This regional trade agreement and other trade agreements involving developing country members were taken up in a dedicated session and a regular committee meeting as part of the efforts to address development concerns and enhance transparency at the WTO.
The trade agreement, which entered into force in 2009, covers over 450 tariff lines for each party according to a factual presentation WT/COMTD/RTA/6/1 prepared by the WTO Secretariat. The deal is described as the first step towards the creation of a free trade area among the parties, consisting of Argentina, Brazil, Paraguay, Uruguay and India. Venezuela, a MERCOSUR member, is not a party to the agreement.
Several WTO members raised questions about the MERCOSUR-India agreement at the meeting and in writing WT/COMTD/RTA/6/2 relating to, for instance, the limited coverage of the agreement, whether more members would be included in the deal, how mutual recognition of measures for food safety and animal and plant health is implemented, and when pending submissions for the parties' non-notified agreements would be ready.
The representative of India said that parties to the agreement have agreed on the need to “significantly increase” the number of tariff lines so that it covers a “sizeable portion” of bilateral trade. The latest exchange of request lists to expand the deal's coverage — undertaken in 2013 — is still under review by all sides, said India and Uruguay speaking on behalf of MERCOSUR. In line with the procedures of the committee, the parties will be providing written responses to any outstanding questions submitted by members.
The Chair, Ambassador Juan Esteban Aguirre Martínez (Paraguay), additionally urged members with other agreements due to be taken up at the committee to provide the necessary information in a timely manner. The committee, in the regular session that followed, went on to consider notifications by Japan WT/COMTD/N/2/ADD.16 and the United States WT/COMTD/N/1/ADD.9 concerning updates to their Generalized System of Preferences. It also addressed a report WT/COMTD/88 submitted by the Latin American Integration Association.
Besides regional and preferential trade arrangements, the committee also heard updates on several development-related initiatives. The Least Developed Countries (LDC) Group, for instance, will be submitting a proposal on what could be covered by a study on the possible impact of full duty-free quota-free implementation. The Chair, meanwhile, invited delegations to submit written proposals on how to move forward the e-commerce work programme. The committee was also informed that SAANA Consulting had been selected to conduct an external evaluation of WTO technical assistance.

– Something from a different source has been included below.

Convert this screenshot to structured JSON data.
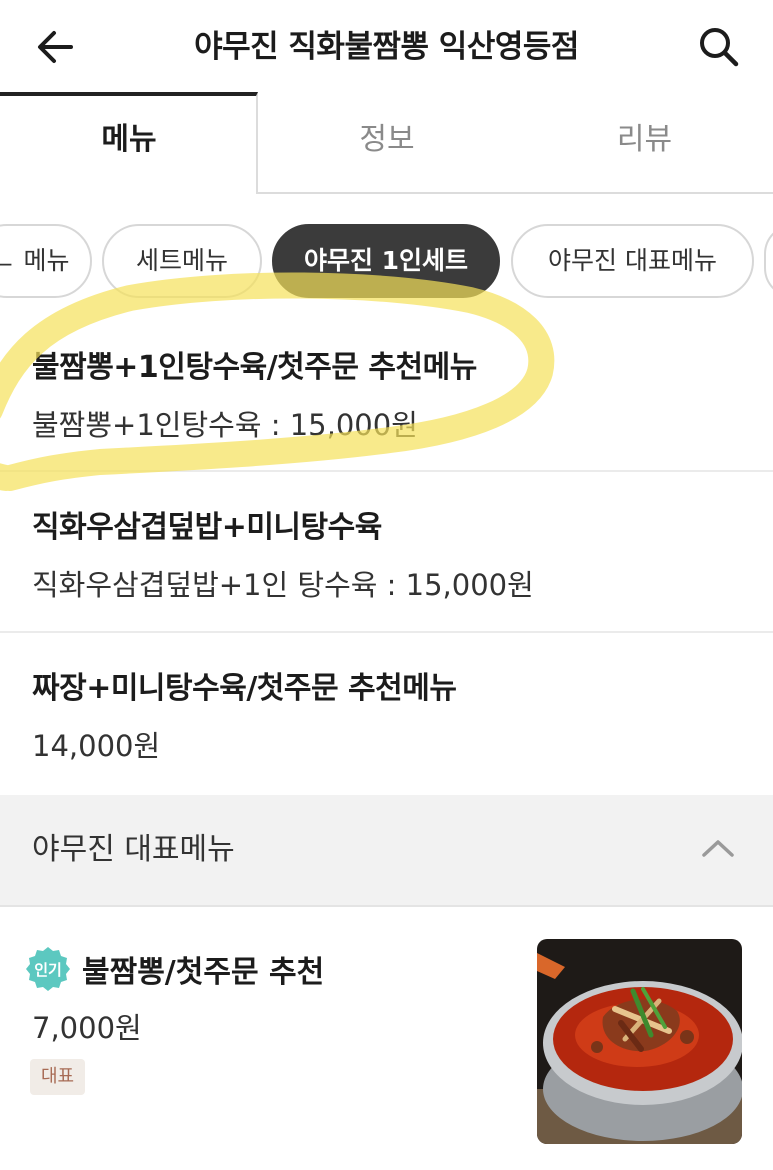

Finally, the committee formally elected Ambassador Christopher Onyanga Aparr (Uganda) as the new Chair and re-elected Ambassador Roderick van Schreven (Netherlands) as the Chair of the sub-committee on LDCs for another year.